Berta Caceres was accused of illegal possession of a firearm. After an eight hour trial, testimonies by military and police officers, who had conducted a search of her vehicle, were ultimately considered insufficient evidence. Berta, who had been closely monitored and forbidden from leaving the country, has been cleared of all charges and has had her rights to free travel restored.
It became evident that members of the army contradicted themselves. The police had done no investigation and had merely parroted the army’s version of events.
“The military officers were the ones who planted the weapon so that they could arrest us, they always look for a way to mess with our friends”, said Tomas Gomez, who was arrested at the same time as Berta, but quickly released. “If Berta hadn’t been released, there would have been huge mobilizations in several municipalities”, he added.
Berta is the latest target of the Honduran government’s attempts to criminalize legitimate dissent.
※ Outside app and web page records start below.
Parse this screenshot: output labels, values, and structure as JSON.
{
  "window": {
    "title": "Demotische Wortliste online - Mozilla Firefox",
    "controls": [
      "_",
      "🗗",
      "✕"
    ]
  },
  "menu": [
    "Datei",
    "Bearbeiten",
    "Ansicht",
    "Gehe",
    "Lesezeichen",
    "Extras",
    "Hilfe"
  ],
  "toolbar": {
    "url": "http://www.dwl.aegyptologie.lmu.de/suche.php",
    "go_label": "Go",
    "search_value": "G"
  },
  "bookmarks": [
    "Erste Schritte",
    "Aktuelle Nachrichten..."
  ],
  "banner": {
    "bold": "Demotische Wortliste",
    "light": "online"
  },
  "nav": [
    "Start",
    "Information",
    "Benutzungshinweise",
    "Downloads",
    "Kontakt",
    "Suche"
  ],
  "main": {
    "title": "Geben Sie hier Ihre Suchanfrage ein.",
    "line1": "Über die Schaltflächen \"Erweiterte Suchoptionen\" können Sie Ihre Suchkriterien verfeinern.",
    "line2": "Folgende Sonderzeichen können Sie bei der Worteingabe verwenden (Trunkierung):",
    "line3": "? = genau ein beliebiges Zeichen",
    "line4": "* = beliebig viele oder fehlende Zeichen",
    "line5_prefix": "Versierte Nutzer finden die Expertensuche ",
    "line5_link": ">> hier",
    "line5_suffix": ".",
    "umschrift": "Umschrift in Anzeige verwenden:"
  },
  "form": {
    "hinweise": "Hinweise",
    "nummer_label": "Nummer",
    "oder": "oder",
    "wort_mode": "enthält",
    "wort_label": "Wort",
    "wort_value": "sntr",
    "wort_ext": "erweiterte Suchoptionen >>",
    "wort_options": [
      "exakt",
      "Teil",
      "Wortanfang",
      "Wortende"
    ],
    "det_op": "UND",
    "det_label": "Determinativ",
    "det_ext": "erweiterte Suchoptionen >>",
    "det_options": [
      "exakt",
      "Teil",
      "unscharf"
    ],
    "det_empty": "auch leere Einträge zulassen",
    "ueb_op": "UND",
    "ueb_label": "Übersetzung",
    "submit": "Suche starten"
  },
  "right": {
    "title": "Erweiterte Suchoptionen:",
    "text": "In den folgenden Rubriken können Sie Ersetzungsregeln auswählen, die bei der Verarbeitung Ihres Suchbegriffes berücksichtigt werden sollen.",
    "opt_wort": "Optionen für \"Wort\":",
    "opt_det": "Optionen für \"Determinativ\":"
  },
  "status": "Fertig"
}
She has been helping communities to peacefully mobilize against government and business interests to defend their lands.
Delegates from more than 40 organizations across Honduras arrived in the city of Santa Barbara, where the trial took place, to show their solidarity with the indigenous rights campaigner.
“What bothers the regime the most is that communities are mobilizing, and are far from being afraid, because they are aware of the value of the natural resources of their territories”, said Tomas.
The humanitarian situation in Honduras worsens by the day and many organizations believe that most communities are threatened, militarized and under a permanent state of siege. This trend is expected to worsen with the coming presidential elections in November.